• [The problem]: Could every entry be set down once more, exactly as given?

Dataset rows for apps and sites
*** Block opens ***
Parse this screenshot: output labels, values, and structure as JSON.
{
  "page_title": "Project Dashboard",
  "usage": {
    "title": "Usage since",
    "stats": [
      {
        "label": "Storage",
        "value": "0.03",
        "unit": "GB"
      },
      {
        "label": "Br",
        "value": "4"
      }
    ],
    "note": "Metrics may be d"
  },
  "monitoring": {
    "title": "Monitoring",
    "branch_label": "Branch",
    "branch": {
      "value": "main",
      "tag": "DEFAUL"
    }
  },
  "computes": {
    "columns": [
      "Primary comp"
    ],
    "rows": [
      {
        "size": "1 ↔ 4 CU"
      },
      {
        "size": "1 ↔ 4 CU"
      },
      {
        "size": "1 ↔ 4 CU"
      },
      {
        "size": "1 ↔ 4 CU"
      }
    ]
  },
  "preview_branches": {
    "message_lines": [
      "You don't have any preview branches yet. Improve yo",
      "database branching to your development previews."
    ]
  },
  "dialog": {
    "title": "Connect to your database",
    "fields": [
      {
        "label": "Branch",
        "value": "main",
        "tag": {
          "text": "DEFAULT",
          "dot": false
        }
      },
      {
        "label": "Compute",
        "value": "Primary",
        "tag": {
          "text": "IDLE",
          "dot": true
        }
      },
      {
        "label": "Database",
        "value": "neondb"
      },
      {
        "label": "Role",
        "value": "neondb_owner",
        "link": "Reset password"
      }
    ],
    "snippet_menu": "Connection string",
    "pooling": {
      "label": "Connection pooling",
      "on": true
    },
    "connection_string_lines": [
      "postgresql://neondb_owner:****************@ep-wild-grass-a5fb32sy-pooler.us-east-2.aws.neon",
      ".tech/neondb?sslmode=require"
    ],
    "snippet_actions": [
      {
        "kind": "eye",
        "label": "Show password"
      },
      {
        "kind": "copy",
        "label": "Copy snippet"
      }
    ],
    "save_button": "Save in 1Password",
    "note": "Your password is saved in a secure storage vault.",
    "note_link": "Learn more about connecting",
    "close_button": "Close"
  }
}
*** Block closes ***
• [Task solution]:
Parse this screenshot: output labels, values, and structure as JSON.
{
  "page_title": "Project Dashboard",
  "usage": {
    "title": "Usage since",
    "stats": [
      {
        "label": "Storage",
        "value": "0.03",
        "unit": "GB"
      },
      {
        "label": "Br",
        "value": "4"
      }
    ],
    "note": "Metrics may be d"
  },
  "monitoring": {
    "title": "Monitoring",
    "branch_label": "Branch",
    "branch": {
      "value": "main",
      "tag": "DEFAUL"
    }
  },
  "computes": {
    "columns": [
      "Primary comp"
    ],
    "rows": [
      {
        "size": "1 ↔ 4 CU"
      },
      {
        "size": "1 ↔ 4 CU"
      },
      {
        "size": "1 ↔ 4 CU"
      },
      {
        "size": "1 ↔ 4 CU"
      }
    ]
  },
  "preview_branches": {
    "message_lines": [
      "You don't have any preview branches yet. Improve yo",
      "database branching to your development previews."
    ]
  },
  "dialog": {
    "title": "Connect to your database",
    "fields": [
      {
        "label": "Branch",
        "value": "main",
        "tag": {
          "text": "DEFAULT",
          "dot": false
        }
      },
      {
        "label": "Compute",
        "value": "Primary",
        "tag": {
          "text": "IDLE",
          "dot": true
        }
      },
      {
        "label": "Database",
        "value": "neondb"
      },
      {
        "label": "Role",
        "value": "neondb_owner",
        "link": "Reset password"
      }
    ],
    "snippet_menu": "Connection string",
    "pooling": {
      "label": "Connection pooling",
      "on": true
    },
    "connection_string_lines": [
      "postgresql://neondb_owner:****************@ep-wild-grass-a5fb32sy-pooler.us-east-2.aws.neon",
      ".tech/neondb?sslmode=require"
    ],
    "snippet_actions": [
      {
        "kind": "eye",
        "label": "Show password"
      },
      {
        "kind": "copy",
        "label": "Copy snippet"
      }
    ],
    "save_button": "Save in 1Password",
    "note": "Your password is saved in a secure storage vault.",
    "note_link": "Learn more about connecting",
    "close_button": "Close"
  }
}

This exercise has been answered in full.